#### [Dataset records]
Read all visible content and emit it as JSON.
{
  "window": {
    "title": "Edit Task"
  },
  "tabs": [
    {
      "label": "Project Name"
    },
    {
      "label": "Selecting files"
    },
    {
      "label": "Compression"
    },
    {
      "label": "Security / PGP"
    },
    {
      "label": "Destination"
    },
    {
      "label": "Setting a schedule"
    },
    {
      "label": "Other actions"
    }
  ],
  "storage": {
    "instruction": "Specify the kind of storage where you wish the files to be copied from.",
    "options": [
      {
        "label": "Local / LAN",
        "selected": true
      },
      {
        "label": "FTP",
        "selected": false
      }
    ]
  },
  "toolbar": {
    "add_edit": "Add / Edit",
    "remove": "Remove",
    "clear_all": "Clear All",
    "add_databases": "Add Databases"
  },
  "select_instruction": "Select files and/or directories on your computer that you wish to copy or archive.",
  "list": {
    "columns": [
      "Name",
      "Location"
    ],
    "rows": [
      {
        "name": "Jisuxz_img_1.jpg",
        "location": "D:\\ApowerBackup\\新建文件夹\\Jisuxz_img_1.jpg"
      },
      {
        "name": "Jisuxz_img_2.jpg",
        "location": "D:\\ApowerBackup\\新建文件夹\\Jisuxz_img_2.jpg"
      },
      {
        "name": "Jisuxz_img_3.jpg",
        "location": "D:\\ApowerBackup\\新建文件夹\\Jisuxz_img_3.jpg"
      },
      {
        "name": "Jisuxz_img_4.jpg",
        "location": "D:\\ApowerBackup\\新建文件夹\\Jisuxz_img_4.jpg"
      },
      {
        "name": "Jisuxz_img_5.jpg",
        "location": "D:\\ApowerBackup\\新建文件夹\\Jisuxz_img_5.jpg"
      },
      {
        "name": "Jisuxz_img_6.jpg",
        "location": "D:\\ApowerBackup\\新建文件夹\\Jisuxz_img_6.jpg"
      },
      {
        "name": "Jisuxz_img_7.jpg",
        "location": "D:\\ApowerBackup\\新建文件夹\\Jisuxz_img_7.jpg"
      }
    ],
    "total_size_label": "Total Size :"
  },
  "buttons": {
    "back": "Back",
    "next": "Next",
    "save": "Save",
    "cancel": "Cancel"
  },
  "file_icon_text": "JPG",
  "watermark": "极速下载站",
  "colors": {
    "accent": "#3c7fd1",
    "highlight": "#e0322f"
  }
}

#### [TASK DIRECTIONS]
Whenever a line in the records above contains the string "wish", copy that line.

#### [TASK RESPONSE]
    "instruction": "Specify the kind of storage where you wish the files to be copied from.",
  "select_instruction": "Select files and/or directories on your computer that you wish to copy or archive.",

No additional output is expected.